Dicentra formosa is a perennial forest plant native to the Northwest Coast, from the Pacific Ocean to the Cascade Mountains in Washington & Oregon. It is one of our most beautiful native plants. The flowers are usually a pale pink, but darker individuals, like the one shown in this photo, can be found. In time, one plant will spread widely by its creeping rootstock & also by seed. Over several years it may fill up a shaded area. Dicentra formosa does not grow well in full sun, but will take some partly sunny locations. This is primarily a plant of the forest floor with moderate water needs in summer. The leaves have a pleasing, fern-like appearance. They die to the ground in winter. Dicentra formosa pairs nicely with Oxalis oregana, a native forest groundcover. Find them in the native plant section of most nurseries in the Seattle area.
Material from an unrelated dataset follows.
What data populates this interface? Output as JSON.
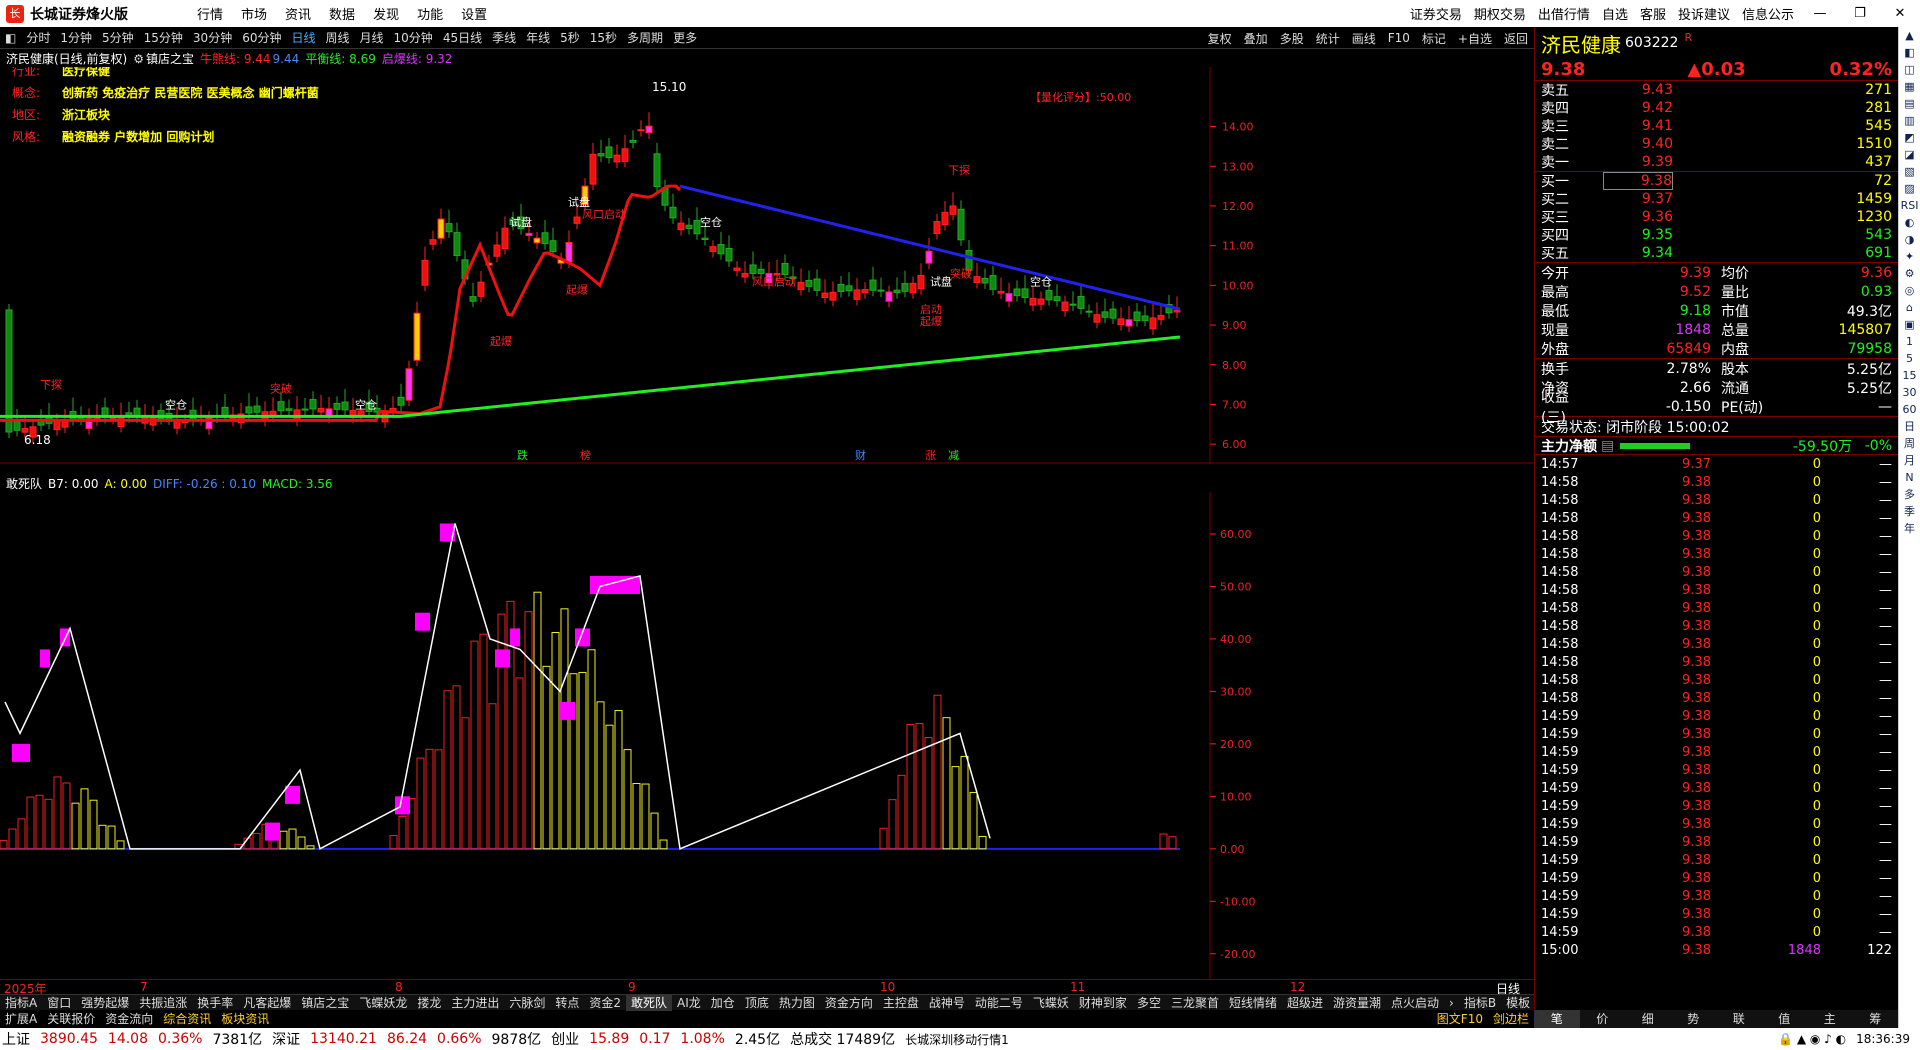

This blog began in 2008 as metropolitan gardens to provide information on gardening in Seattle & places like it. Click on Gardening in Cascadia. It expanded to include Parks P-Patches Public Gardens in the US, Canada & Europe. Then Nature was added. (The only difference between garden & nature is intent.) Most recent posts are not about Seattle, or Cascadia. Many are Urban Landscape, mostly streetscape. Posts appear on 1st Friday & sometimes also on 3rd Friday.
The city of Seattle rests between 2 bodies of water: Puget Sound & Lake Washington. Puget Sound is a substantial part of the Salish Sea & a very small part of the Pacific Ocean. The Salish Sea is set apart from the Pacific by the Olympic Peninsula in the state of Washington & Vancouver Island in the province of British Columbia. The dense, wet clouds of the Pacific Ocean travel as far as the Cascade Mountains, near the Salish Sea & not very far from the ocean. East of the Cascades lies the desert of the Columbia Basin. The moist, temperate climate of Seattle extends south to northern California & north to southeastern Alaska. The Pacific Northwest Coast from San Francisco Bay to Cook Inlet shares a flora dominated by evergreen coniferous forest. The central portion, west of the Cascade Mountains, is called Cascadia. The climate is cool & wet from fall to spring, warm & dry in summer. The Olympic Mountains block Seattle from much of the Pacific rainfall. Seattle is drier than the Atlantic coast of North America & northern Europe, cooler in summer & warmer in winter. It lies near the latitude of Paris & Quebec City.